* **Problem requirements**
Find and copy each line of the records where the string "consumed" shows up.

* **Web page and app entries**
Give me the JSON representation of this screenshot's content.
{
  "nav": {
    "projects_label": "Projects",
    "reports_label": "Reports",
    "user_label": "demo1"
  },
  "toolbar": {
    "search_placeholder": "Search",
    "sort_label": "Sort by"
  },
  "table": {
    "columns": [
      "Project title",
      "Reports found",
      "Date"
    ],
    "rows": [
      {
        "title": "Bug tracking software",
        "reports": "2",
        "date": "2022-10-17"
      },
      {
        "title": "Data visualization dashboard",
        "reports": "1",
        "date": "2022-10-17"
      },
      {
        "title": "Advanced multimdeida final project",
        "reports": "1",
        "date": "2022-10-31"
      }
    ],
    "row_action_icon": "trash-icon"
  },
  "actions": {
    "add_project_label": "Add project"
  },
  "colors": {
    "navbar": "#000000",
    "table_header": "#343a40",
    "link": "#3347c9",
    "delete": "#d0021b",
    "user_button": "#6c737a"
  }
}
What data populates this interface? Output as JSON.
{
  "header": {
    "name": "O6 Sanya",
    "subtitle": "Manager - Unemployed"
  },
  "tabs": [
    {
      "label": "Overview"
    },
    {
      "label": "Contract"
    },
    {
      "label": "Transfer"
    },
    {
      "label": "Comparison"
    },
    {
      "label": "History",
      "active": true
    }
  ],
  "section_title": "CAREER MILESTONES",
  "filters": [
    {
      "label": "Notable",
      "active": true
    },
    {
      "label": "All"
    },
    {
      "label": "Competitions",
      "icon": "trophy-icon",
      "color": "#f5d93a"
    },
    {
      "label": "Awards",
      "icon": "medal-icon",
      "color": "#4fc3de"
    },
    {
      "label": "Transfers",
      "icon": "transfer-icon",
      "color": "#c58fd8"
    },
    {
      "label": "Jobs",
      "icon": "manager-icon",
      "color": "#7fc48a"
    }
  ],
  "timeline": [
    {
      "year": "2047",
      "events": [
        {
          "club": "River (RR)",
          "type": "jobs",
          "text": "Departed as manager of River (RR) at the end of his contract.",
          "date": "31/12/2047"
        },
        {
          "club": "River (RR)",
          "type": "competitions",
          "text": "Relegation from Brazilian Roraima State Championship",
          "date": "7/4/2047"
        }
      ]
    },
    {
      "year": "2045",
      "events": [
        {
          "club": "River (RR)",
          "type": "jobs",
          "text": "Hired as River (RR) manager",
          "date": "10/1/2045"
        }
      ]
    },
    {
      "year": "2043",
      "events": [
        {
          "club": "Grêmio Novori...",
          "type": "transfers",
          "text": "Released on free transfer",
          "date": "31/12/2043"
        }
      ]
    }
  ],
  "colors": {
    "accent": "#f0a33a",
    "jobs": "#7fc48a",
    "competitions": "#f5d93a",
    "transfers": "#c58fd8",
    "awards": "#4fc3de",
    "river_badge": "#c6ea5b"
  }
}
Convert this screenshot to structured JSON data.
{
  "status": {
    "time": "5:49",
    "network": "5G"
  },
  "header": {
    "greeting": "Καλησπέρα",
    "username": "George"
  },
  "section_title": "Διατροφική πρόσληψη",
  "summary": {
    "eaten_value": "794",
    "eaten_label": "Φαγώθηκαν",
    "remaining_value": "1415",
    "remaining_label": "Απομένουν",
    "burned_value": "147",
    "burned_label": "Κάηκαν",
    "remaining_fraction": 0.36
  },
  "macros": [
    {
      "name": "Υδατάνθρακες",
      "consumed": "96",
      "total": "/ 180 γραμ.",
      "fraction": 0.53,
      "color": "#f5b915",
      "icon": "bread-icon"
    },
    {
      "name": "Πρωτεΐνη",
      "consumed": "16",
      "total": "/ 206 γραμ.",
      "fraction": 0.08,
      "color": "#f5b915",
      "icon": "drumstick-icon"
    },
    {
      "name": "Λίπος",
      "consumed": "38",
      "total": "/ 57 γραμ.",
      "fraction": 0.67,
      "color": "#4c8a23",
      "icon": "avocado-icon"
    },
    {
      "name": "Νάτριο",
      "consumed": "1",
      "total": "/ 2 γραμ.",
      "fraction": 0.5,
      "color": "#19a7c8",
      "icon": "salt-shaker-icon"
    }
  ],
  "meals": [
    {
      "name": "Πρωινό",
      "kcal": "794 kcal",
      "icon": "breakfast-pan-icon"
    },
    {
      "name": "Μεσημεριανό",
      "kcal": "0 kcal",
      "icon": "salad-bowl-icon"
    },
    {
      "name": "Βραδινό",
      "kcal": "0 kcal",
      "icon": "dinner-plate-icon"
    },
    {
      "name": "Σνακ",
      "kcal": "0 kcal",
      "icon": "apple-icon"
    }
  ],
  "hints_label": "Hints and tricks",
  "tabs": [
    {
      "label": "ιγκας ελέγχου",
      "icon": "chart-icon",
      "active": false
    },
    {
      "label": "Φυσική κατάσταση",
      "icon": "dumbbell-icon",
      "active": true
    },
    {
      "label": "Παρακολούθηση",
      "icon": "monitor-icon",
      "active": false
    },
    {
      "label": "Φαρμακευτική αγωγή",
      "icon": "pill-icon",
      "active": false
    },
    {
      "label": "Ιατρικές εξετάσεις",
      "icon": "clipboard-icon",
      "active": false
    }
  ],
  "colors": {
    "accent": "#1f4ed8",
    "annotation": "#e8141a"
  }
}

* **Output for this exercise**
      "consumed": "96",
      "consumed": "16",
      "consumed": "38",
      "consumed": "1",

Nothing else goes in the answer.